- Opening Delimiter -
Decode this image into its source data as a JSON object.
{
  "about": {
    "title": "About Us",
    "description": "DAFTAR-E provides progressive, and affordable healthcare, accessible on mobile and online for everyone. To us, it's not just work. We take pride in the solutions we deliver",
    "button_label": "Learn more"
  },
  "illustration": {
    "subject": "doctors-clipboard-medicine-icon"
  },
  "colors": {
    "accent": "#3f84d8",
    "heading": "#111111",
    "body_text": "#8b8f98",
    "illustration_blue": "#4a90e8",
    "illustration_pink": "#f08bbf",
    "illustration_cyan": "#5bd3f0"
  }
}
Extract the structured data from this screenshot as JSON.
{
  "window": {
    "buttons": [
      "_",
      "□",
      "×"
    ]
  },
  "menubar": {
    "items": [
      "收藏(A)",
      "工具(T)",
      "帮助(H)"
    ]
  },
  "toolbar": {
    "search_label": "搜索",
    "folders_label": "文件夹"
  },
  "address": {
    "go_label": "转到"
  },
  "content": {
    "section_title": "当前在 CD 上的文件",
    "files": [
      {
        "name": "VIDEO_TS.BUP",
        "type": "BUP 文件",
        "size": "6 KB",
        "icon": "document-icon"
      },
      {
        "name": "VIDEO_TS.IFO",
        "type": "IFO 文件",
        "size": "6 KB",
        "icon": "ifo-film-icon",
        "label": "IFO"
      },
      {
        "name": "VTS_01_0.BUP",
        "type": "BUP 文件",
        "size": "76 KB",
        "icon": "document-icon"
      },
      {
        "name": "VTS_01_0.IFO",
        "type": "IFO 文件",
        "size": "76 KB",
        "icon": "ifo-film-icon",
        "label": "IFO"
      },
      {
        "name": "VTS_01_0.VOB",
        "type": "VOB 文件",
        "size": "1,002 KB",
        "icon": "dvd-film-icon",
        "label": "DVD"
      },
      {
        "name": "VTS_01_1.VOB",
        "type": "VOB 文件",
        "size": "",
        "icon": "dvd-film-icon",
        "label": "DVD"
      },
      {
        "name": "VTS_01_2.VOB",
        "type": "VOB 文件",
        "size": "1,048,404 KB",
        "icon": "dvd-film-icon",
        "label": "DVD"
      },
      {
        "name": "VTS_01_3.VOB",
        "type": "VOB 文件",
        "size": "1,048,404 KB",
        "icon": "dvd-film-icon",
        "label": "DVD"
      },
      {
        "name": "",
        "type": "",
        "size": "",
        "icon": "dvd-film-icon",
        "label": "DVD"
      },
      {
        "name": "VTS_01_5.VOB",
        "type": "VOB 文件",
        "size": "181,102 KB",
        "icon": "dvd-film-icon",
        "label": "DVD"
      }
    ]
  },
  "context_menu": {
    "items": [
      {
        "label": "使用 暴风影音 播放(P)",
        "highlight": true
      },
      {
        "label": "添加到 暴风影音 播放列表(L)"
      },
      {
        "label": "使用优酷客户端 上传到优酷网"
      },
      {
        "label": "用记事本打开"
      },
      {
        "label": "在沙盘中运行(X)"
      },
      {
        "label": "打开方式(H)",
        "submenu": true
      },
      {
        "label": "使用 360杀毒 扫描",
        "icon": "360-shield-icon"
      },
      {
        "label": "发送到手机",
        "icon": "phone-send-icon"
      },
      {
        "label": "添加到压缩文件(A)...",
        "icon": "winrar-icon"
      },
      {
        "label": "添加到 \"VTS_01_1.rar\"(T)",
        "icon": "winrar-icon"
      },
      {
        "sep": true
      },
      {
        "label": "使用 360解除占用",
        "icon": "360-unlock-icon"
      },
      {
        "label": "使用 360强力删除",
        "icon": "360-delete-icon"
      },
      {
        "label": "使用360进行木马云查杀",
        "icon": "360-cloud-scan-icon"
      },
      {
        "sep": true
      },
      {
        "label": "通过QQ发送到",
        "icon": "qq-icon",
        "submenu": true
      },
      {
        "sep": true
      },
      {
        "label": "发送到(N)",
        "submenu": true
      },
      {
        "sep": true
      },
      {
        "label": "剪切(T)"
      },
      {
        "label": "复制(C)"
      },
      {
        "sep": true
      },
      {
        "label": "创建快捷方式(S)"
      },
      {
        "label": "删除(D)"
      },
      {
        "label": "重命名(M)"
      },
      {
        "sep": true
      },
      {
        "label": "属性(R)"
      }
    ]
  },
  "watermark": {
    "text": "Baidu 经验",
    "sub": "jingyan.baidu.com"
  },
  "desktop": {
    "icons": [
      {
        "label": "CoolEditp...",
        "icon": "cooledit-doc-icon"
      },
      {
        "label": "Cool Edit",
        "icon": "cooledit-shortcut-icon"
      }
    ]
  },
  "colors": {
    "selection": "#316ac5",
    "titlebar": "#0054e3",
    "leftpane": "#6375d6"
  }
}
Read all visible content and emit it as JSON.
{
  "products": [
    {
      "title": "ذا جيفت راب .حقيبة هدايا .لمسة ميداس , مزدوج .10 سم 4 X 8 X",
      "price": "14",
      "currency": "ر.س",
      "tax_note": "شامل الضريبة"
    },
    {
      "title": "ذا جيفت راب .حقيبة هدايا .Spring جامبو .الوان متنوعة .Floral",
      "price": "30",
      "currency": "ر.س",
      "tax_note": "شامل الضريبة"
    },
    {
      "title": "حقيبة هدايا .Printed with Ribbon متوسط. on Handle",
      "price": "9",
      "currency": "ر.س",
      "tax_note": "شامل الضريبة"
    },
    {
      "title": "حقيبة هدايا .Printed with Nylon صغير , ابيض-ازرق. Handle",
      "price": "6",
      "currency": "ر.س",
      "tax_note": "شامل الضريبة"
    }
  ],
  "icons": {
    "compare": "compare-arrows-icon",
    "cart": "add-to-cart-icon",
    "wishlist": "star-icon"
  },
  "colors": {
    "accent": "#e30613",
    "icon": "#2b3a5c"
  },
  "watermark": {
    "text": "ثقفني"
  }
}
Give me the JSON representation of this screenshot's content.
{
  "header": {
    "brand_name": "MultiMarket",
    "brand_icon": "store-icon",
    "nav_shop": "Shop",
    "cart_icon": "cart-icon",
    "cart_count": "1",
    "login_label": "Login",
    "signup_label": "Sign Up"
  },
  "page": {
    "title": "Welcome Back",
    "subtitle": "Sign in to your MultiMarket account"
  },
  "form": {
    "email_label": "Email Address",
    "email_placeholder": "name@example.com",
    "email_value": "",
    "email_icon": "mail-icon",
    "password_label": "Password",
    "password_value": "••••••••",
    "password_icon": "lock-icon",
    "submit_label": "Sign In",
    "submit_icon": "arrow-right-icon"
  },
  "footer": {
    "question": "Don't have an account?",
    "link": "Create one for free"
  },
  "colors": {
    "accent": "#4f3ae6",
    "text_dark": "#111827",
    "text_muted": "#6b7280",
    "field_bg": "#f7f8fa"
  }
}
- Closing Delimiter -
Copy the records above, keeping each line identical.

Decode this image into its source data as a JSON object.
{
  "about": {
    "title": "About Us",
    "description": "DAFTAR-E provides progressive, and affordable healthcare, accessible on mobile and online for everyone. To us, it's not just work. We take pride in the solutions we deliver",
    "button_label": "Learn more"
  },
  "illustration": {
    "subject": "doctors-clipboard-medicine-icon"
  },
  "colors": {
    "accent": "#3f84d8",
    "heading": "#111111",
    "body_text": "#8b8f98",
    "illustration_blue": "#4a90e8",
    "illustration_pink": "#f08bbf",
    "illustration_cyan": "#5bd3f0"
  }
}
Extract the structured data from this screenshot as JSON.
{
  "window": {
    "buttons": [
      "_",
      "□",
      "×"
    ]
  },
  "menubar": {
    "items": [
      "收藏(A)",
      "工具(T)",
      "帮助(H)"
    ]
  },
  "toolbar": {
    "search_label": "搜索",
    "folders_label": "文件夹"
  },
  "address": {
    "go_label": "转到"
  },
  "content": {
    "section_title": "当前在 CD 上的文件",
    "files": [
      {
        "name": "VIDEO_TS.BUP",
        "type": "BUP 文件",
        "size": "6 KB",
        "icon": "document-icon"
      },
      {
        "name": "VIDEO_TS.IFO",
        "type": "IFO 文件",
        "size": "6 KB",
        "icon": "ifo-film-icon",
        "label": "IFO"
      },
      {
        "name": "VTS_01_0.BUP",
        "type": "BUP 文件",
        "size": "76 KB",
        "icon": "document-icon"
      },
      {
        "name": "VTS_01_0.IFO",
        "type": "IFO 文件",
        "size": "76 KB",
        "icon": "ifo-film-icon",
        "label": "IFO"
      },
      {
        "name": "VTS_01_0.VOB",
        "type": "VOB 文件",
        "size": "1,002 KB",
        "icon": "dvd-film-icon",
        "label": "DVD"
      },
      {
        "name": "VTS_01_1.VOB",
        "type": "VOB 文件",
        "size": "",
        "icon": "dvd-film-icon",
        "label": "DVD"
      },
      {
        "name": "VTS_01_2.VOB",
        "type": "VOB 文件",
        "size": "1,048,404 KB",
        "icon": "dvd-film-icon",
        "label": "DVD"
      },
      {
        "name": "VTS_01_3.VOB",
        "type": "VOB 文件",
        "size": "1,048,404 KB",
        "icon": "dvd-film-icon",
        "label": "DVD"
      },
      {
        "name": "",
        "type": "",
        "size": "",
        "icon": "dvd-film-icon",
        "label": "DVD"
      },
      {
        "name": "VTS_01_5.VOB",
        "type": "VOB 文件",
        "size": "181,102 KB",
        "icon": "dvd-film-icon",
        "label": "DVD"
      }
    ]
  },
  "context_menu": {
    "items": [
      {
        "label": "使用 暴风影音 播放(P)",
        "highlight": true
      },
      {
        "label": "添加到 暴风影音 播放列表(L)"
      },
      {
        "label": "使用优酷客户端 上传到优酷网"
      },
      {
        "label": "用记事本打开"
      },
      {
        "label": "在沙盘中运行(X)"
      },
      {
        "label": "打开方式(H)",
        "submenu": true
      },
      {
        "label": "使用 360杀毒 扫描",
        "icon": "360-shield-icon"
      },
      {
        "label": "发送到手机",
        "icon": "phone-send-icon"
      },
      {
        "label": "添加到压缩文件(A)...",
        "icon": "winrar-icon"
      },
      {
        "label": "添加到 \"VTS_01_1.rar\"(T)",
        "icon": "winrar-icon"
      },
      {
        "sep": true
      },
      {
        "label": "使用 360解除占用",
        "icon": "360-unlock-icon"
      },
      {
        "label": "使用 360强力删除",
        "icon": "360-delete-icon"
      },
      {
        "label": "使用360进行木马云查杀",
        "icon": "360-cloud-scan-icon"
      },
      {
        "sep": true
      },
      {
        "label": "通过QQ发送到",
        "icon": "qq-icon",
        "submenu": true
      },
      {
        "sep": true
      },
      {
        "label": "发送到(N)",
        "submenu": true
      },
      {
        "sep": true
      },
      {
        "label": "剪切(T)"
      },
      {
        "label": "复制(C)"
      },
      {
        "sep": true
      },
      {
        "label": "创建快捷方式(S)"
      },
      {
        "label": "删除(D)"
      },
      {
        "label": "重命名(M)"
      },
      {
        "sep": true
      },
      {
        "label": "属性(R)"
      }
    ]
  },
  "watermark": {
    "text": "Baidu 经验",
    "sub": "jingyan.baidu.com"
  },
  "desktop": {
    "icons": [
      {
        "label": "CoolEditp...",
        "icon": "cooledit-doc-icon"
      },
      {
        "label": "Cool Edit",
        "icon": "cooledit-shortcut-icon"
      }
    ]
  },
  "colors": {
    "selection": "#316ac5",
    "titlebar": "#0054e3",
    "leftpane": "#6375d6"
  }
}
Read all visible content and emit it as JSON.
{
  "products": [
    {
      "title": "ذا جيفت راب .حقيبة هدايا .لمسة ميداس , مزدوج .10 سم 4 X 8 X",
      "price": "14",
      "currency": "ر.س",
      "tax_note": "شامل الضريبة"
    },
    {
      "title": "ذا جيفت راب .حقيبة هدايا .Spring جامبو .الوان متنوعة .Floral",
      "price": "30",
      "currency": "ر.س",
      "tax_note": "شامل الضريبة"
    },
    {
      "title": "حقيبة هدايا .Printed with Ribbon متوسط. on Handle",
      "price": "9",
      "currency": "ر.س",
      "tax_note": "شامل الضريبة"
    },
    {
      "title": "حقيبة هدايا .Printed with Nylon صغير , ابيض-ازرق. Handle",
      "price": "6",
      "currency": "ر.س",
      "tax_note": "شامل الضريبة"
    }
  ],
  "icons": {
    "compare": "compare-arrows-icon",
    "cart": "add-to-cart-icon",
    "wishlist": "star-icon"
  },
  "colors": {
    "accent": "#e30613",
    "icon": "#2b3a5c"
  },
  "watermark": {
    "text": "ثقفني"
  }
}
Give me the JSON representation of this screenshot's content.
{
  "header": {
    "brand_name": "MultiMarket",
    "brand_icon": "store-icon",
    "nav_shop": "Shop",
    "cart_icon": "cart-icon",
    "cart_count": "1",
    "login_label": "Login",
    "signup_label": "Sign Up"
  },
  "page": {
    "title": "Welcome Back",
    "subtitle": "Sign in to your MultiMarket account"
  },
  "form": {
    "email_label": "Email Address",
    "email_placeholder": "name@example.com",
    "email_value": "",
    "email_icon": "mail-icon",
    "password_label": "Password",
    "password_value": "••••••••",
    "password_icon": "lock-icon",
    "submit_label": "Sign In",
    "submit_icon": "arrow-right-icon"
  },
  "footer": {
    "question": "Don't have an account?",
    "link": "Create one for free"
  },
  "colors": {
    "accent": "#4f3ae6",
    "text_dark": "#111827",
    "text_muted": "#6b7280",
    "field_bg": "#f7f8fa"
  }
}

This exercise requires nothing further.